Required work:
Copy out each line below containing "JUST".

Extracted data entries
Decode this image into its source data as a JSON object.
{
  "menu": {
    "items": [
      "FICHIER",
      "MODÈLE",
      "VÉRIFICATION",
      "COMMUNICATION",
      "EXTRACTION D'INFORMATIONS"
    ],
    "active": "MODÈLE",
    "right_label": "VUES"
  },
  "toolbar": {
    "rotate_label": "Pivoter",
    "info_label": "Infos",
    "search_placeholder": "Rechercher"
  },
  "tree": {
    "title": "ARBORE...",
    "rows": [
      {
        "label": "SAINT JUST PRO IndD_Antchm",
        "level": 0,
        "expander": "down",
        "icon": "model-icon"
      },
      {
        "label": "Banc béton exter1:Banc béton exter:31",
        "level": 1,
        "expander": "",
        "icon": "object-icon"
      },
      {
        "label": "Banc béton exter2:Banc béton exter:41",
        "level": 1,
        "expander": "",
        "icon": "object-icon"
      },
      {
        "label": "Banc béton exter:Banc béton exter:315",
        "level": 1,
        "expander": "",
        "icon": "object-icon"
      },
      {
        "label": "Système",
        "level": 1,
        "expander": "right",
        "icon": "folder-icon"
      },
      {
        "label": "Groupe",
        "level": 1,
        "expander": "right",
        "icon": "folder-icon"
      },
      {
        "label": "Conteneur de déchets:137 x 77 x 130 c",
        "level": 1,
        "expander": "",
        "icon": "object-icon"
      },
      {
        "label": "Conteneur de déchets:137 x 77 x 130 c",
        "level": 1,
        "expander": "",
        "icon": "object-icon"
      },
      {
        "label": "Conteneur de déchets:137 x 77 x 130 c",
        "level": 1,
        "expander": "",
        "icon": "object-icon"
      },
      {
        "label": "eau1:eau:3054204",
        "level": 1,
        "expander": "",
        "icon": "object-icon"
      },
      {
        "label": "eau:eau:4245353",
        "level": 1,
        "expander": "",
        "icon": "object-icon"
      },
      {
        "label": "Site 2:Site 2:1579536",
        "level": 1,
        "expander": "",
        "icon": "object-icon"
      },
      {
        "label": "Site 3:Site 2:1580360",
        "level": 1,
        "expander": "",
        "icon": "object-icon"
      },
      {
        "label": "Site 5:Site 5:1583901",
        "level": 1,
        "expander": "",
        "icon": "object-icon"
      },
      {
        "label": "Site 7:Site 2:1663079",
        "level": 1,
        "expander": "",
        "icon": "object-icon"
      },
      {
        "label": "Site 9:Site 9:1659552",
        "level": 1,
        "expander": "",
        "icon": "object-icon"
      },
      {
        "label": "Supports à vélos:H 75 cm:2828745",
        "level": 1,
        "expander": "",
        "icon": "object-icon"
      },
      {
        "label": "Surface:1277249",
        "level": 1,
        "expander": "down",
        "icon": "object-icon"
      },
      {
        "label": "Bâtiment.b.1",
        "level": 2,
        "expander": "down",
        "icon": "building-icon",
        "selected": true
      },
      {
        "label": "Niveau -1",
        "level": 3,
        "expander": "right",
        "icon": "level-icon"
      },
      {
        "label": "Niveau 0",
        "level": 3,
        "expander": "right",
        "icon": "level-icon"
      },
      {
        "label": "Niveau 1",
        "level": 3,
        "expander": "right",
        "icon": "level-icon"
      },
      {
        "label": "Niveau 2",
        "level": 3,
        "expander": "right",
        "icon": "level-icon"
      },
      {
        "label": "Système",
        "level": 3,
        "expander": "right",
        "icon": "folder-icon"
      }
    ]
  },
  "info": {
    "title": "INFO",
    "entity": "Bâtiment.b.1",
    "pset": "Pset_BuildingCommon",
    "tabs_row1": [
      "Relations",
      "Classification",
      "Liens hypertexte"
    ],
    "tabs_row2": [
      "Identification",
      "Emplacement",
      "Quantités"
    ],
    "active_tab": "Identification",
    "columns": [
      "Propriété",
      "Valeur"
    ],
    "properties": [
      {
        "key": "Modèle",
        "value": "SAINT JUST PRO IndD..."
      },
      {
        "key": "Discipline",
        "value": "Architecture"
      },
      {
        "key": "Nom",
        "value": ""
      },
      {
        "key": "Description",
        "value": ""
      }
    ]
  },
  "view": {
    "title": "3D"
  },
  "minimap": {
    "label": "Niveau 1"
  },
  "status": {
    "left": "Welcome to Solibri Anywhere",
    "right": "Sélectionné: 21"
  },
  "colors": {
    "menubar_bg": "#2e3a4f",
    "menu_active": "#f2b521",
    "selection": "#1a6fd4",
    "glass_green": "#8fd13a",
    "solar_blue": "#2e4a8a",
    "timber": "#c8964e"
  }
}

Your response:
        "label": "SAINT JUST PRO IndD_Antchm",
        "value": "SAINT JUST PRO IndD..."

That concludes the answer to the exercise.